───── SUPPLIED RECORDS

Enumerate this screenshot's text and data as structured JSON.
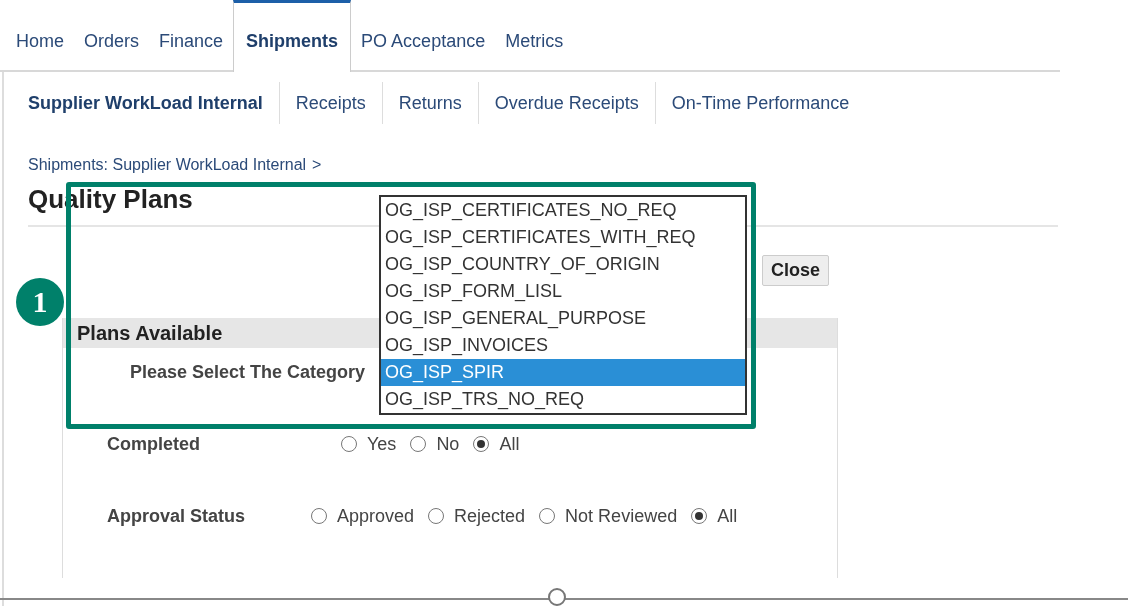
{
  "tabs": [
    {
      "label": "Home",
      "selected": false
    },
    {
      "label": "Orders",
      "selected": false
    },
    {
      "label": "Finance",
      "selected": false
    },
    {
      "label": "Shipments",
      "selected": true
    },
    {
      "label": "PO Acceptance",
      "selected": false
    },
    {
      "label": "Metrics",
      "selected": false
    }
  ],
  "subtabs": [
    {
      "label": "Supplier WorkLoad Internal",
      "selected": true
    },
    {
      "label": "Receipts",
      "selected": false
    },
    {
      "label": "Returns",
      "selected": false
    },
    {
      "label": "Overdue Receipts",
      "selected": false
    },
    {
      "label": "On-Time Performance",
      "selected": false
    }
  ],
  "breadcrumb": {
    "link": "Shipments: Supplier WorkLoad Internal",
    "separator": ">"
  },
  "title": "Quality Plans",
  "close_button": "Close",
  "section": "Plans Available",
  "category": {
    "label": "Please Select The Category",
    "options": [
      {
        "label": "OG_ISP_CERTIFICATES_NO_REQ",
        "selected": false
      },
      {
        "label": "OG_ISP_CERTIFICATES_WITH_REQ",
        "selected": false
      },
      {
        "label": "OG_ISP_COUNTRY_OF_ORIGIN",
        "selected": false
      },
      {
        "label": "OG_ISP_FORM_LISL",
        "selected": false
      },
      {
        "label": "OG_ISP_GENERAL_PURPOSE",
        "selected": false
      },
      {
        "label": "OG_ISP_INVOICES",
        "selected": false
      },
      {
        "label": "OG_ISP_SPIR",
        "selected": true
      },
      {
        "label": "OG_ISP_TRS_NO_REQ",
        "selected": false
      }
    ]
  },
  "filters": [
    {
      "label": "Completed",
      "options": [
        {
          "label": "Yes",
          "selected": false
        },
        {
          "label": "No",
          "selected": false
        },
        {
          "label": "All",
          "selected": true
        }
      ]
    },
    {
      "label": "Approval Status",
      "options": [
        {
          "label": "Approved",
          "selected": false
        },
        {
          "label": "Rejected",
          "selected": false
        },
        {
          "label": "Not Reviewed",
          "selected": false
        },
        {
          "label": "All",
          "selected": true
        }
      ]
    }
  ],
  "annotation": {
    "number": "1"
  }
}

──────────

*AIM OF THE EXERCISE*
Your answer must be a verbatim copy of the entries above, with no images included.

*SOLUTION FOR THIS TASK*
Enumerate this screenshot's text and data as structured JSON.
{
  "tabs": [
    {
      "label": "Home",
      "selected": false
    },
    {
      "label": "Orders",
      "selected": false
    },
    {
      "label": "Finance",
      "selected": false
    },
    {
      "label": "Shipments",
      "selected": true
    },
    {
      "label": "PO Acceptance",
      "selected": false
    },
    {
      "label": "Metrics",
      "selected": false
    }
  ],
  "subtabs": [
    {
      "label": "Supplier WorkLoad Internal",
      "selected": true
    },
    {
      "label": "Receipts",
      "selected": false
    },
    {
      "label": "Returns",
      "selected": false
    },
    {
      "label": "Overdue Receipts",
      "selected": false
    },
    {
      "label": "On-Time Performance",
      "selected": false
    }
  ],
  "breadcrumb": {
    "link": "Shipments: Supplier WorkLoad Internal",
    "separator": ">"
  },
  "title": "Quality Plans",
  "close_button": "Close",
  "section": "Plans Available",
  "category": {
    "label": "Please Select The Category",
    "options": [
      {
        "label": "OG_ISP_CERTIFICATES_NO_REQ",
        "selected": false
      },
      {
        "label": "OG_ISP_CERTIFICATES_WITH_REQ",
        "selected": false
      },
      {
        "label": "OG_ISP_COUNTRY_OF_ORIGIN",
        "selected": false
      },
      {
        "label": "OG_ISP_FORM_LISL",
        "selected": false
      },
      {
        "label": "OG_ISP_GENERAL_PURPOSE",
        "selected": false
      },
      {
        "label": "OG_ISP_INVOICES",
        "selected": false
      },
      {
        "label": "OG_ISP_SPIR",
        "selected": true
      },
      {
        "label": "OG_ISP_TRS_NO_REQ",
        "selected": false
      }
    ]
  },
  "filters": [
    {
      "label": "Completed",
      "options": [
        {
          "label": "Yes",
          "selected": false
        },
        {
          "label": "No",
          "selected": false
        },
        {
          "label": "All",
          "selected": true
        }
      ]
    },
    {
      "label": "Approval Status",
      "options": [
        {
          "label": "Approved",
          "selected": false
        },
        {
          "label": "Rejected",
          "selected": false
        },
        {
          "label": "Not Reviewed",
          "selected": false
        },
        {
          "label": "All",
          "selected": true
        }
      ]
    }
  ],
  "annotation": {
    "number": "1"
  }
}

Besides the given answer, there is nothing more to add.